- DATA TO EXAMINE:
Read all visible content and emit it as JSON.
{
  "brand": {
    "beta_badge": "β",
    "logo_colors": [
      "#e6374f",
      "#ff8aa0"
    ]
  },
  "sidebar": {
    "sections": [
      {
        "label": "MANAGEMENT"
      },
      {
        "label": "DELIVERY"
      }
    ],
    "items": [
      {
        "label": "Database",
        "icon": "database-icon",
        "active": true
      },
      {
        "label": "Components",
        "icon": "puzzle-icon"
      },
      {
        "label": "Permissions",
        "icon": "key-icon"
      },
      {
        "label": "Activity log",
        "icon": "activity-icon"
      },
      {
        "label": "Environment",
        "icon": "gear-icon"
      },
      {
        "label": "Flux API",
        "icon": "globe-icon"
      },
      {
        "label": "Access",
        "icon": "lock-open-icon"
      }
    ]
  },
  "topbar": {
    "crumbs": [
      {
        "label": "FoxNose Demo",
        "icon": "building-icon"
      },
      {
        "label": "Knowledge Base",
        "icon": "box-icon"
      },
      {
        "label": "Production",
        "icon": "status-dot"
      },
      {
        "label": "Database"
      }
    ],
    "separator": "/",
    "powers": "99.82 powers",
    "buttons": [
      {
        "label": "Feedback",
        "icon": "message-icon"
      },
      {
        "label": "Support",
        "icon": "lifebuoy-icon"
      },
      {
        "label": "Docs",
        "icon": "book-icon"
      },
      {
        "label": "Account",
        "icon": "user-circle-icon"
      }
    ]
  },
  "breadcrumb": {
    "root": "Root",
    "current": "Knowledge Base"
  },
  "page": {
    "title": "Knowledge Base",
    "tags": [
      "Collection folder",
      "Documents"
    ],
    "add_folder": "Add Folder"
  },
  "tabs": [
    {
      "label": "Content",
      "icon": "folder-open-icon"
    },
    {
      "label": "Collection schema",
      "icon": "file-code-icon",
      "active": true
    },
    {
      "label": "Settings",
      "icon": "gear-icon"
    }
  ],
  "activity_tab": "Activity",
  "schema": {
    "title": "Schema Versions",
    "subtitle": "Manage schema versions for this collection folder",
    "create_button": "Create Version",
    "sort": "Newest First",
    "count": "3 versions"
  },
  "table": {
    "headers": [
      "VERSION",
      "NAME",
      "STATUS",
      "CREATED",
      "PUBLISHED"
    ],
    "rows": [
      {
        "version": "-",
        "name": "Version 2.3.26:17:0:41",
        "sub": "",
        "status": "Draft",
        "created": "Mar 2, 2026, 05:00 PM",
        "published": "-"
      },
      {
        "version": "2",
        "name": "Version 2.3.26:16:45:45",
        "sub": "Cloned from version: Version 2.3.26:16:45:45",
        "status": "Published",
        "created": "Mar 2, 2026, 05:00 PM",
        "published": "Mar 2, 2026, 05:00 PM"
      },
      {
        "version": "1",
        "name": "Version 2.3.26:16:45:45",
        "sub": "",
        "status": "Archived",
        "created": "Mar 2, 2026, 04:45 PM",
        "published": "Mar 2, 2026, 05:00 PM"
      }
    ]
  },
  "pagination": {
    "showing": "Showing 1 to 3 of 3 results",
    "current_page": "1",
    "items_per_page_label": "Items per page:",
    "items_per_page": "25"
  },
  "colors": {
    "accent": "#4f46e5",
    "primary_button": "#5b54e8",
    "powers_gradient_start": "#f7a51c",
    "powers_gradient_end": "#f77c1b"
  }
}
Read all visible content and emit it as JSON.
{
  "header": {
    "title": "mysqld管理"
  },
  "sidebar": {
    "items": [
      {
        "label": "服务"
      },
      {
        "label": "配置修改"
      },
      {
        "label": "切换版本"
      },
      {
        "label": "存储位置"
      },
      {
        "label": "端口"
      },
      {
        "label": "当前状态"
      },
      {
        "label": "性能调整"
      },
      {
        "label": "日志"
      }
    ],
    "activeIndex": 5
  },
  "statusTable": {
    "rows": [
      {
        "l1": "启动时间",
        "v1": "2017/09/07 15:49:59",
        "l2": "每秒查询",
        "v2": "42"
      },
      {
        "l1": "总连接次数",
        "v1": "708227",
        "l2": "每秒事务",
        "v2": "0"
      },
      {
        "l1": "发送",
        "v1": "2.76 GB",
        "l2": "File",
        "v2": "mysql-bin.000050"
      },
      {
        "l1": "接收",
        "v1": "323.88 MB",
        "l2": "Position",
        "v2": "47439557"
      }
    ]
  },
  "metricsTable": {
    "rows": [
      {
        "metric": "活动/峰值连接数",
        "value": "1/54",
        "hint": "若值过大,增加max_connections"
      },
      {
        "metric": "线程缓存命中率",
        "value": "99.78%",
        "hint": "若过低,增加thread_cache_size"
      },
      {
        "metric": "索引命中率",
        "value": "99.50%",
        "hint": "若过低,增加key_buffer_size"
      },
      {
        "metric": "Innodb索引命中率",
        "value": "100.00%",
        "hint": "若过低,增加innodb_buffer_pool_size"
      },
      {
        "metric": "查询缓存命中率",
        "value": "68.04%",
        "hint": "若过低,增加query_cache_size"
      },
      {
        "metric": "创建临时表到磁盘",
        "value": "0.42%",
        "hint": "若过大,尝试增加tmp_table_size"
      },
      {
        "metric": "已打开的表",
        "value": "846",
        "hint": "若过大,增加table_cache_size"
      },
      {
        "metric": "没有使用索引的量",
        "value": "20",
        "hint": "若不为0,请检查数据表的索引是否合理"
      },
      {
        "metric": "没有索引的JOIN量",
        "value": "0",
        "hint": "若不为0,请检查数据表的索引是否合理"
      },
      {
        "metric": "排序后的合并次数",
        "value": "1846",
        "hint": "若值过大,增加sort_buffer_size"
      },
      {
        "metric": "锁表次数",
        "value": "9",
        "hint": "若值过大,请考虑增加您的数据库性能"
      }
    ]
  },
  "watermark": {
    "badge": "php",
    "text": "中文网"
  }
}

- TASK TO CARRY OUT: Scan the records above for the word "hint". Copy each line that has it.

- REPLY TO THE TASK:
        "hint": "若值过大,增加max_connections"
        "hint": "若过低,增加thread_cache_size"
        "hint": "若过低,增加key_buffer_size"
        "hint": "若过低,增加innodb_buffer_pool_size"
        "hint": "若过低,增加query_cache_size"
        "hint": "若过大,尝试增加tmp_table_size"
        "hint": "若过大,增加table_cache_size"
        "hint": "若不为0,请检查数据表的索引是否合理"
        "hint": "若不为0,请检查数据表的索引是否合理"
        "hint": "若值过大,增加sort_buffer_size"
        "hint": "若值过大,请考虑增加您的数据库性能"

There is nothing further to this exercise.